I had heard on the weekend that Tonus could be out for a while but I wasn’t expecting a replacement rider announcement so quickly nor was I expecting it to be Jimmy DeCotis. But, when you think about it, Jimmy has raw speed and was a member of the Geico Honda team for a couple of seasons, so it makes sense. Unfortunately he never really got to show his speed as injuries kept him off the bike for the majority of the time.
This season he has again showed glimpses of his speed in the East coast series but he was doing it on a privateer Honda. This deal is a big step up from that and this is his chance to do something on the world stage. Being recommended by PC boss Mitch Payton would be a big confidence booster in itself and Jimmy’s motivation will be at an all time high.
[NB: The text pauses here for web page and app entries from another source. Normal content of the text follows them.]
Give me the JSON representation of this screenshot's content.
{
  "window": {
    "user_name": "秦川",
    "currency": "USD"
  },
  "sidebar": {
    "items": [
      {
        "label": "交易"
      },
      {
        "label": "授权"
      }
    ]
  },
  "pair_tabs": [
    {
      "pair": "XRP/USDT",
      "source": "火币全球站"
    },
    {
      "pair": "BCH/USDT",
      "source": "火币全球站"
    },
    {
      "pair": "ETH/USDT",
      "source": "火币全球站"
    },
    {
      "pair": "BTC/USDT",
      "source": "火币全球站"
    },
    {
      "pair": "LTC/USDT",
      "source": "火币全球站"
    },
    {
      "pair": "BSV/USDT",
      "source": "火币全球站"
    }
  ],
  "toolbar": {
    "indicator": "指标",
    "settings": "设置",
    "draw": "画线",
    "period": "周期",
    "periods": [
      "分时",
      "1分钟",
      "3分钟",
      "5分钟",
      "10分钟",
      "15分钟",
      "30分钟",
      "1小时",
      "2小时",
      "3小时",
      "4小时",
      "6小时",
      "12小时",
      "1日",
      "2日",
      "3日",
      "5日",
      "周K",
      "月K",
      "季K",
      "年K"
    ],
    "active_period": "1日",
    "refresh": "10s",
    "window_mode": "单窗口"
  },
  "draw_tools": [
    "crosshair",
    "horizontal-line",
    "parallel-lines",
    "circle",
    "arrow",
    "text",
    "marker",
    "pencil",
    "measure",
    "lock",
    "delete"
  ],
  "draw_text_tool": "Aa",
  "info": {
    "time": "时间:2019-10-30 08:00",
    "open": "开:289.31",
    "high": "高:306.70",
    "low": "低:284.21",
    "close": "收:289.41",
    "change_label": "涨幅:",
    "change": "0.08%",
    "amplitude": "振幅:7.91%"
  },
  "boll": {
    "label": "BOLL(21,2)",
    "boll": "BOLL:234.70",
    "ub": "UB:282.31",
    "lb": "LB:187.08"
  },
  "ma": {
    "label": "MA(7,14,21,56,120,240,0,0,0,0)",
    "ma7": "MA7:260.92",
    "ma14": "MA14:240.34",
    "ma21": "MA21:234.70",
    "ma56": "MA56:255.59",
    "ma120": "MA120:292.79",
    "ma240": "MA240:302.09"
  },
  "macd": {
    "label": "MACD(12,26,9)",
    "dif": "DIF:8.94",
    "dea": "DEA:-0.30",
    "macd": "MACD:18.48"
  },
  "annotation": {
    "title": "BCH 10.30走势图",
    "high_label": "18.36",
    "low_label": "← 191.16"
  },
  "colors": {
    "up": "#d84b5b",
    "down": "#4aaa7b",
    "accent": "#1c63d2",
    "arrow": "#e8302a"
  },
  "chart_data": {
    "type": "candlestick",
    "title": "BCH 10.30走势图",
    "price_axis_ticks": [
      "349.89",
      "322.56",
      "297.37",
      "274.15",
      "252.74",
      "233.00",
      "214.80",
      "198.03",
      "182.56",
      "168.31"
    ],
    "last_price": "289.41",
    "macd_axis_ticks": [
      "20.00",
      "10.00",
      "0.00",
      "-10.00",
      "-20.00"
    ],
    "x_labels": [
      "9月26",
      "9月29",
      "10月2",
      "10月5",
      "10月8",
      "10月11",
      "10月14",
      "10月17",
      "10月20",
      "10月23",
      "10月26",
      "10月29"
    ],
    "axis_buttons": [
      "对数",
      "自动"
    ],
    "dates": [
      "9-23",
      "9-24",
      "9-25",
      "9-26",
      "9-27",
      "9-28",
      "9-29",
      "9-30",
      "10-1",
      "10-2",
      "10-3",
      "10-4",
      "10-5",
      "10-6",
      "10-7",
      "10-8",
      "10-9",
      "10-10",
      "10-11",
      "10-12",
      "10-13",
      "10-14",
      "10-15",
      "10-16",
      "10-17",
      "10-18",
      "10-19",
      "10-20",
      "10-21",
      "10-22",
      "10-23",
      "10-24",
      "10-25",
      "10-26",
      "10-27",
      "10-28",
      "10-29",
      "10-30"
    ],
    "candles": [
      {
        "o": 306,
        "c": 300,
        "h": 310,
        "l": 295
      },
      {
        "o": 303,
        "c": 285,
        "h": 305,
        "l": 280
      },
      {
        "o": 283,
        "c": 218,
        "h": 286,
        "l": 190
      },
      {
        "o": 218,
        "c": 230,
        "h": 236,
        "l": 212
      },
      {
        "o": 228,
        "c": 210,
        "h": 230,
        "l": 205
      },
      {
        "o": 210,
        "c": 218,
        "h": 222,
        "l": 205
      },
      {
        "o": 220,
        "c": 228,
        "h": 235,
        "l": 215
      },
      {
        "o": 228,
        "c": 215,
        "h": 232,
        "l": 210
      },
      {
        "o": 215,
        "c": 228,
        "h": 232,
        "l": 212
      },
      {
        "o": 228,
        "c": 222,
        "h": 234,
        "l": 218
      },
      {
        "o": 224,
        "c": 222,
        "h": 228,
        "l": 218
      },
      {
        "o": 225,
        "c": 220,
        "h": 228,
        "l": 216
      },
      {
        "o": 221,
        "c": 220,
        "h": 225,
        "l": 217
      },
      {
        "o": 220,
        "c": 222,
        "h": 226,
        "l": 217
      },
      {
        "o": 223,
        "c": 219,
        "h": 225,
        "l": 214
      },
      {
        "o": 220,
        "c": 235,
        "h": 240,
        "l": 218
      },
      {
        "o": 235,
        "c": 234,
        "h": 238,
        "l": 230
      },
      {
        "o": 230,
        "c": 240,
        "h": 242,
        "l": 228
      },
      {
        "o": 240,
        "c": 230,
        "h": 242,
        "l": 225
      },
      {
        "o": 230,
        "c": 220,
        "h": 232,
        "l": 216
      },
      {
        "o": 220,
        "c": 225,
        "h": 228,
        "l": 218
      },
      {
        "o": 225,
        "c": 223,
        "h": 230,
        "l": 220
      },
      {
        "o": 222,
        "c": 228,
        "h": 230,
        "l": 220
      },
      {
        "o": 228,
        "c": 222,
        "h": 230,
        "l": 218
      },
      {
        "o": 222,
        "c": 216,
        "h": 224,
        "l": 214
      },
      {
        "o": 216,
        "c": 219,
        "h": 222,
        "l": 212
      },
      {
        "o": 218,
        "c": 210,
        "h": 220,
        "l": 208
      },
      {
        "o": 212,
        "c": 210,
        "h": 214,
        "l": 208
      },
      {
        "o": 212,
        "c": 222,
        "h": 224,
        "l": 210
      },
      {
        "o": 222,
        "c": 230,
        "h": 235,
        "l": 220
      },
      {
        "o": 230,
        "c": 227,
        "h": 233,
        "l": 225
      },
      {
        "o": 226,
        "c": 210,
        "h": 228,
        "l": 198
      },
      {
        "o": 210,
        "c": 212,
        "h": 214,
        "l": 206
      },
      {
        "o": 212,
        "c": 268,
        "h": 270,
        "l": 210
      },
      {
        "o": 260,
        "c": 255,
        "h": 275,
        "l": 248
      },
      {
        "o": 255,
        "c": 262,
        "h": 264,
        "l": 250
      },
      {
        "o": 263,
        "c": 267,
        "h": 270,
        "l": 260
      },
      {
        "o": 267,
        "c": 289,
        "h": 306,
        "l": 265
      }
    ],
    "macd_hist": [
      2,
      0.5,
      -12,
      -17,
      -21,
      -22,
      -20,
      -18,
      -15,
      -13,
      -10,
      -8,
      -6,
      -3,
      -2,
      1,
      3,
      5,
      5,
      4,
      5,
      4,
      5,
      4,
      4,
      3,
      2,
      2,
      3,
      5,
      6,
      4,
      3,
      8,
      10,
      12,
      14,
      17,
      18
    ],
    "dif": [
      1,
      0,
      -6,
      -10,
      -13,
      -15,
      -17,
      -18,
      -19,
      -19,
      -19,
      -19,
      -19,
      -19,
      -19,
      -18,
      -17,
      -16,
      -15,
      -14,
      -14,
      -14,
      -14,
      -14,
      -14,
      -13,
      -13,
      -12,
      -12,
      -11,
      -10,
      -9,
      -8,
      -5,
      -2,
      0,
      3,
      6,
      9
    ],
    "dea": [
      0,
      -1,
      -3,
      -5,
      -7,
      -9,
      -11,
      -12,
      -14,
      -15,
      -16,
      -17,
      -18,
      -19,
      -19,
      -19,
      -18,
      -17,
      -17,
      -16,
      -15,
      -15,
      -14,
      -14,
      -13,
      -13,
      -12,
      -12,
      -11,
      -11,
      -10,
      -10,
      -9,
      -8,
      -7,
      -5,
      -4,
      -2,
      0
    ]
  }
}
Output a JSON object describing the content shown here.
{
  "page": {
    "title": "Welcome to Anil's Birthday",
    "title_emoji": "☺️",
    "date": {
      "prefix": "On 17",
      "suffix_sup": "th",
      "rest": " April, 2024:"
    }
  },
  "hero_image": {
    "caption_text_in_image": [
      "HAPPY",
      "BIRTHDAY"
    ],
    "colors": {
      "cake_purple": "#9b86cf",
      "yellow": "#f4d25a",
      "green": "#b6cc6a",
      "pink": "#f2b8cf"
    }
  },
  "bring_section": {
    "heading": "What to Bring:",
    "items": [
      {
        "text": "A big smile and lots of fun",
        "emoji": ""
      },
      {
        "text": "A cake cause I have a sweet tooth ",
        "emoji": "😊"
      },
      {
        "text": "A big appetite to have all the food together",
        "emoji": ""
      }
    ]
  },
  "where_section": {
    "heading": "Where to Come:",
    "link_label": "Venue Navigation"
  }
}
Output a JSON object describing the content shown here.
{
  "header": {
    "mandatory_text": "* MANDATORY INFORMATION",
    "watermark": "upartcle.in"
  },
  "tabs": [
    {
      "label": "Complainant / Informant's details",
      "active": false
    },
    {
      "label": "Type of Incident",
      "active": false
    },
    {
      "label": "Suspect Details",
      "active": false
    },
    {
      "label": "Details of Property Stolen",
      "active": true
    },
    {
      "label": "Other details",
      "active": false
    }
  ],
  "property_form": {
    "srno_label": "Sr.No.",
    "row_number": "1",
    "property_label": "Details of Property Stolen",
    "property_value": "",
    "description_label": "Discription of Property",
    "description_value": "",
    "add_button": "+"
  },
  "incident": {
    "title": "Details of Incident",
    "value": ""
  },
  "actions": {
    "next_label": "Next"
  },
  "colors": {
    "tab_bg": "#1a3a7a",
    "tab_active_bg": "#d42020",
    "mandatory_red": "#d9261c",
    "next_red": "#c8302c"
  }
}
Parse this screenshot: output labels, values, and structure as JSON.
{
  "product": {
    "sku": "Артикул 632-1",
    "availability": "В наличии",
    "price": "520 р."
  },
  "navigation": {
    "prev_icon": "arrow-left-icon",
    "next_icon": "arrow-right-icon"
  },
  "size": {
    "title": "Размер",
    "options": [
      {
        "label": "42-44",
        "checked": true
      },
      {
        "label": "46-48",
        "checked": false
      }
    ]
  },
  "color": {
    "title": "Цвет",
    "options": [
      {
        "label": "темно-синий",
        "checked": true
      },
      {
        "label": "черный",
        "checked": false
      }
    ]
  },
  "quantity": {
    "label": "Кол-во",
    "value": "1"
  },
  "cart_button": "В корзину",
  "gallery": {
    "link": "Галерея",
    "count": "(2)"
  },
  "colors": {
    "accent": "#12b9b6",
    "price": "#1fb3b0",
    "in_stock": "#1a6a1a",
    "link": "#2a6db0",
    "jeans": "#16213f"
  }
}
American’s tend to come to the GPs with a bucket full of confidence but not too much knowledge of the series, sometimes their expectation can be a bit too high and then when the reality of the level of the GPs sink in they get disheartened and go back home. Mike Brown told me a couple of years ago that the first advice he would give to any American taking on the GPs would be not to be overconfident.
If Jimmy can avoid that issue I think he will be a great addition to the series. I think top ten should be a realistic achievement and if he gets the starts maybe even top five. DeCotis is known to be fearless and he should get good starts with his size, or lack of it. He has the tools and he has the raw speed to be up there.
He just has to be able to put it all together on the world stage and that’s the hard part about Grand Prix racing, it’s adapting to all the different tracks and countries and it puts every rider is out of their comfort zone at some stage.
Words by Lewis Phillips and Jonathan McCready